What are the major items that are purchased by the district?
1. Turnkey mobile computer labs
2. Transportation – all kinds
Who is responsible for selecting the vendor for those purchases?
Me, the superintendent.
Who within your district are decision makers?
IT manager, Innovation Leadership Group (department heads), Transportation Manager, Superintendent
During what parts of the year are purchases made?
We make most purchases in the early spring because of year-end money that we want to spend. And, late July and August before the school year begins.
How do you learn about products and services that the district may wish to purchase?
1. Past experience with vendors and particular products
2. Licensed dealers
3. Word of mouth
What makes you purchase a particular product?
Purchasing decisions are very collaborative and the input of my colleagues is the biggest influencer in what is ultimately purchased. Staff regularly come to me to discuss new programs or services.
What catches your eye most when you receive marketing communications?
The communication must be timely and relevant or I don’t look at it. E-mail especially must have a subject line that is relevant or I won’t open it. Communications that demonstrate that a product improves achievable results always catch my eye.
Do teachers ever have conversations with you about communications they’ve received and products they’d like to purchase?
Yes, but teachers talk with their Principal’s first about products they’d like to purchase. Principals then talk to me about the items needed for their schools.

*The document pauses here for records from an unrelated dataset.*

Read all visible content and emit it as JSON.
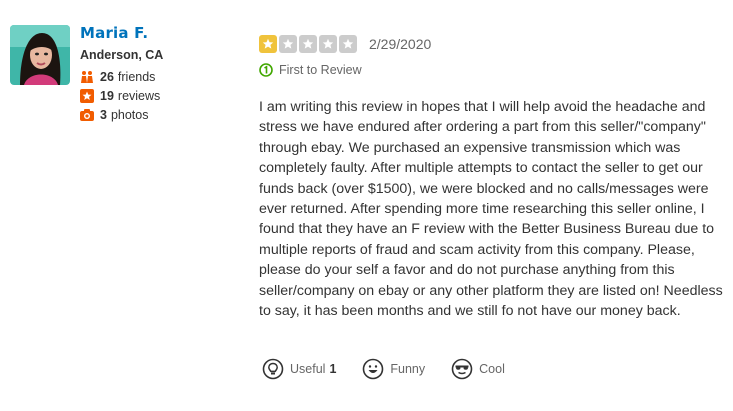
{
  "user": {
    "name": "Maria F.",
    "location": "Anderson, CA",
    "friends_count": "26",
    "friends_label": "friends",
    "reviews_count": "19",
    "reviews_label": "reviews",
    "photos_count": "3",
    "photos_label": "photos"
  },
  "review": {
    "rating": 1,
    "rating_max": 5,
    "date": "2/29/2020",
    "first_to_review": "First to Review",
    "text": "I am writing this review in hopes that I will help avoid the headache and stress we have endured after ordering a part from this seller/\"company\" through ebay. We purchased an expensive transmission which was completely faulty. After multiple attempts to contact the seller to get our funds back (over $1500), we were blocked and no calls/messages were ever returned. After spending more time researching this seller online, I found that they have an F review with the Better Business Bureau due to multiple reports of fraud and scam activity from this company. Please, please do your self a favor and do not purchase anything from this seller/company on ebay or any other platform they are listed on! Needless to say, it has been months and we still fo not have our money back."
  },
  "actions": {
    "useful_label": "Useful",
    "useful_count": "1",
    "funny_label": "Funny",
    "cool_label": "Cool"
  },
  "colors": {
    "name": "#0073bb",
    "star_on": "#f0c33c",
    "star_off": "#cccccc",
    "stat_icon": "#f15c00"
  },
  "icons": {
    "friends": "friends-icon",
    "reviews": "star-badge-icon",
    "photos": "camera-icon",
    "first_review": "first-to-review-icon",
    "useful": "lightbulb-icon",
    "funny": "smile-icon",
    "cool": "sunglasses-icon"
  }
}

What are the most significant changes in spending in the coming year?
We have already experienced a RIF with a 10% decrease in staff. We will continue to have reductions in salaries and benefits because of a decreased tax base.
Take Aways for Education Marketers
While Superintendents have the ultimate purchasing power they are not making purchasing decisions in a vacuum. It’s important to direct any marketing communications to several people within a district at various levels of the system. For instance, you may send a direct mail piece to both the Superintendent and the district-level Curriculum Director as well as to teachers who will be the end-user of your product. If you get teachers excited about the possibilities they will lobby for the purchase to their Principal who will take the matter up with the Superintendent. Make sure you leverage the power of school-level personnel to help you make a sale even when the sale is made at the district-level.
Make sure all of your communications are addressing the pain points of who you’re sending them to. What interests teachers about products is different than what interests a Superintendent. Be sure to customize your messages for your different audiences. Use personalization to let people know you’re talking directly to them and understand their needs. And make sure your messages are targeted to the key decision-making and purchasing periods throughout the year – early spring, late July and August.